The Paul Sacher Foundation has reached an agreement with the Dutch composer Louis Andriessen to acquire his musical archive. The musical and textual manuscripts and many other items documenting the creative work of this versatile and internationally renowned composer will thus become accessible to a broader public.
Andriessen was born in Utrecht in 1939 and lives today in Amsterdam. He stems from a longstanding family of musicians; his father Hendrik Andriessen (1892-1981) and his brother Jurriaan Andriessen (1925-1996) likewise achieved acclaim with their compositions. Already in his student years he drew inspiration not only from the serial and post-serial avant-garde but from jazz and improvised music.
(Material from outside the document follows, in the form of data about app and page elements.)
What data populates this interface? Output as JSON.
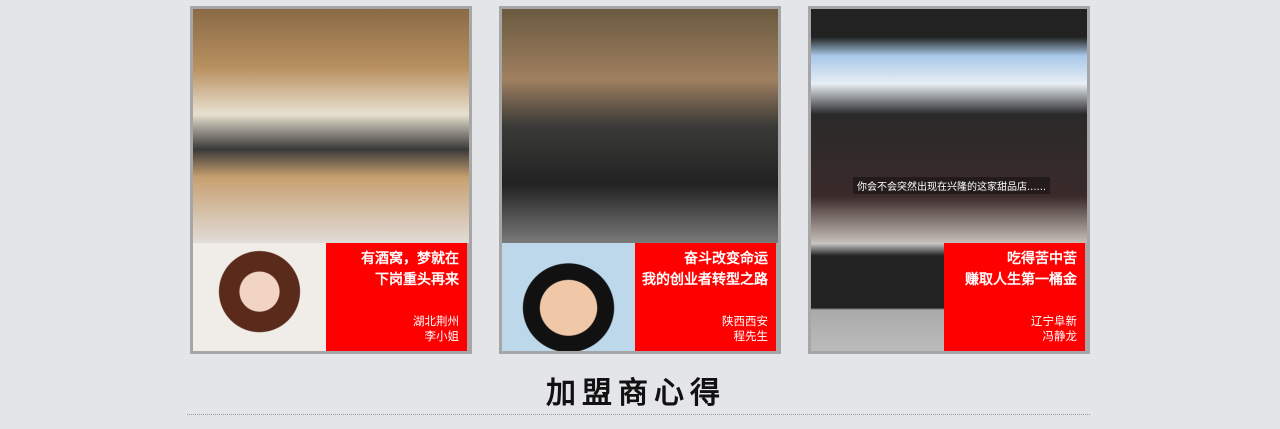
{
  "cards": [
    {
      "headline_1": "有酒窝，梦就在",
      "headline_2": "下岗重头再来",
      "location": "湖北荆州",
      "name": "李小姐"
    },
    {
      "headline_1": "奋斗改变命运",
      "headline_2": "我的创业者转型之路",
      "location": "陕西西安",
      "name": "程先生"
    },
    {
      "headline_1": "吃得苦中苦",
      "headline_2": "赚取人生第一桶金",
      "location": "辽宁阜新",
      "name": "冯静龙",
      "photo_caption": "你会不会突然出现在兴隆的这家甜品店......"
    }
  ],
  "section_title": "加盟商心得",
  "colors": {
    "accent": "#fe0000",
    "background": "#e4e5e8"
  }
}
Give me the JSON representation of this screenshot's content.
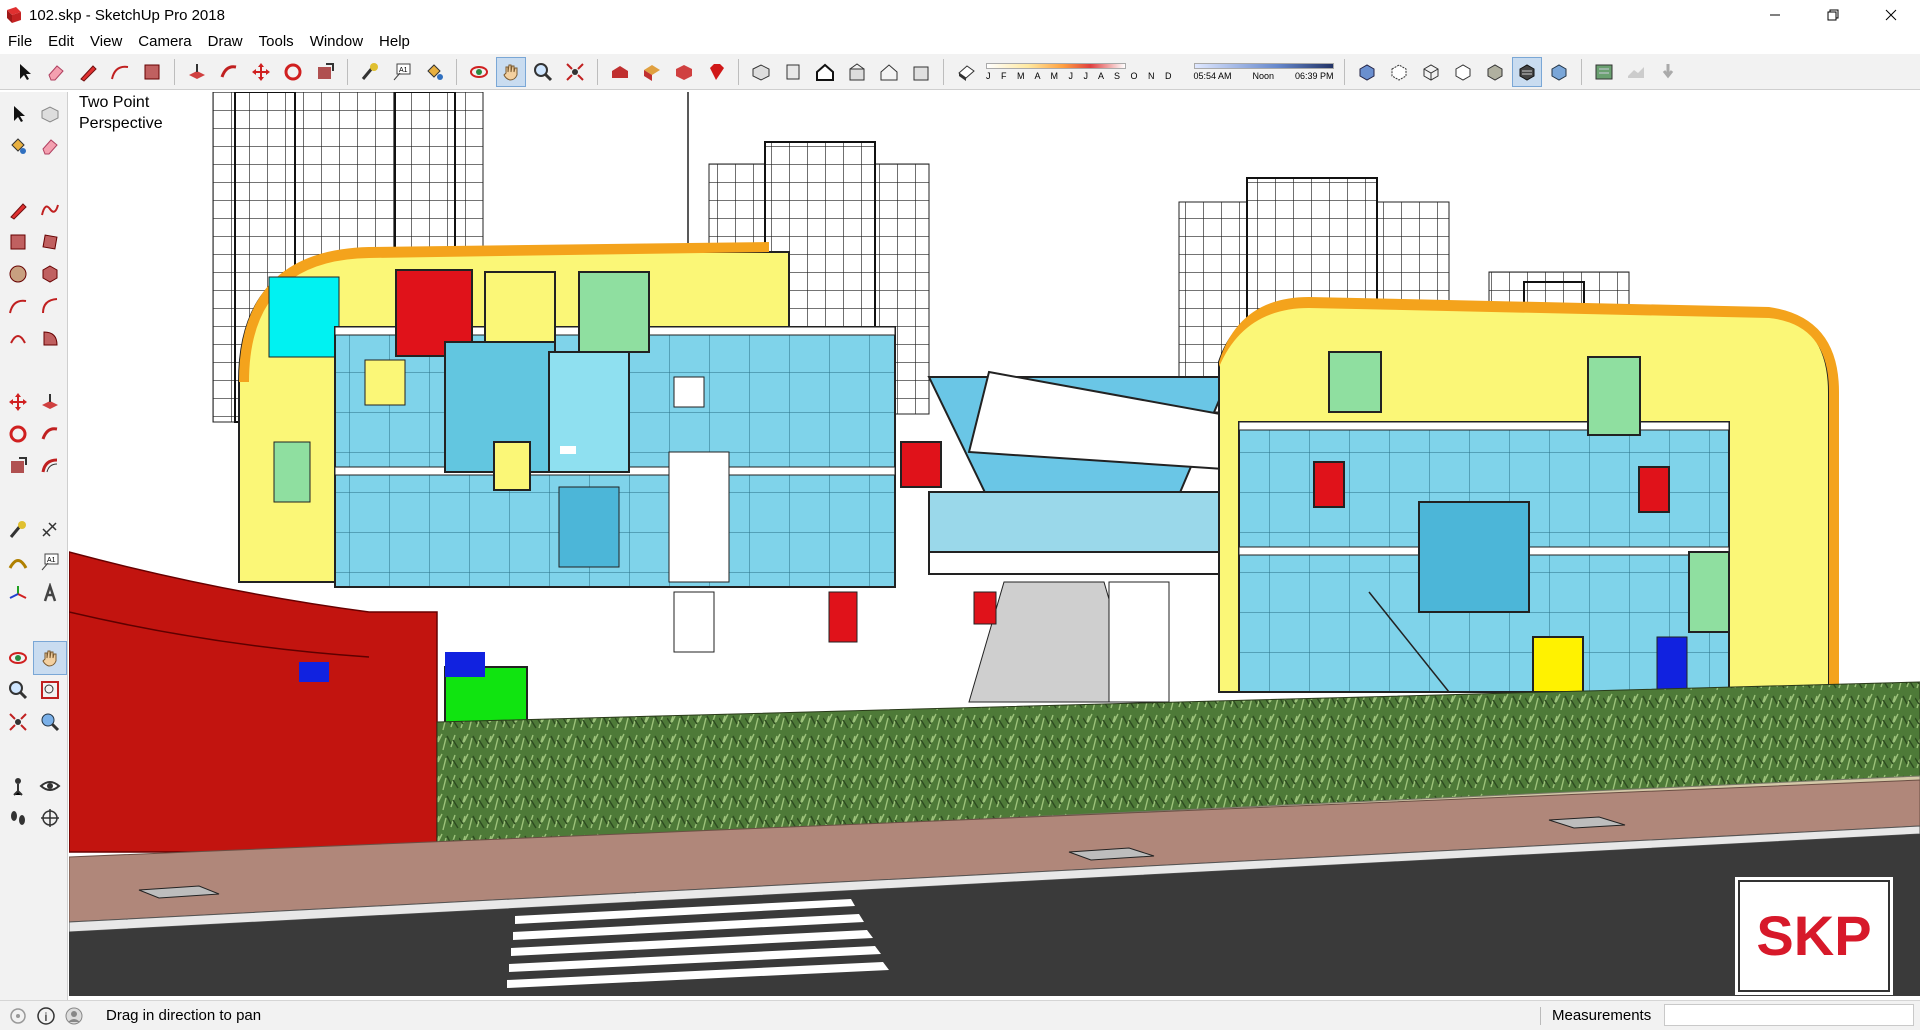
{
  "window": {
    "title": "102.skp - SketchUp Pro 2018"
  },
  "menu": [
    "File",
    "Edit",
    "View",
    "Camera",
    "Draw",
    "Tools",
    "Window",
    "Help"
  ],
  "toolbar": {
    "months": "J F M A M J J A S O N D",
    "time_start": "05:54 AM",
    "time_mid": "Noon",
    "time_end": "06:39 PM"
  },
  "viewport": {
    "camera_label_line1": "Two Point",
    "camera_label_line2": "Perspective"
  },
  "logo": {
    "text": "SKP",
    "color": "#d7192a"
  },
  "status": {
    "hint": "Drag in direction to pan",
    "measurements_label": "Measurements",
    "measurements_value": ""
  },
  "colors": {
    "accent": "#2a70c8",
    "panel_yellow": "#fbf777",
    "glass": "#7ed6ec",
    "red": "#e0121a"
  }
}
Especially important was his encounter with the American experimentalists, which initially left its mark on a number of political pieces for ensembles specially conceived for this purpose (e.g. De Volharding and Hoketus). But his critical adoption and deepening of Minimalism also found echoes in his major works of the 1980s and 1990s, including De Materie (1985-8, staged by Robert Wilson) and three works with Peter Greenaway: M is for Man, Music, Mozart (1991), Rosa: The Death of a Composer (1993-4), and Writing to Vermeer (1997-8).
The new collection fits all the more readily into the Sacher Foundation's holdings as they already include, among many other collections, the posthumous papers of Andriessen's teacher Luciano Berio and the estate of Igor Stravinsky, on whom Andriessen and Elmer Schönberger co-wrote a highly acclaimed book in the 1980s, Het Apollinisch Uurwerk (The Apollonian Clockwork).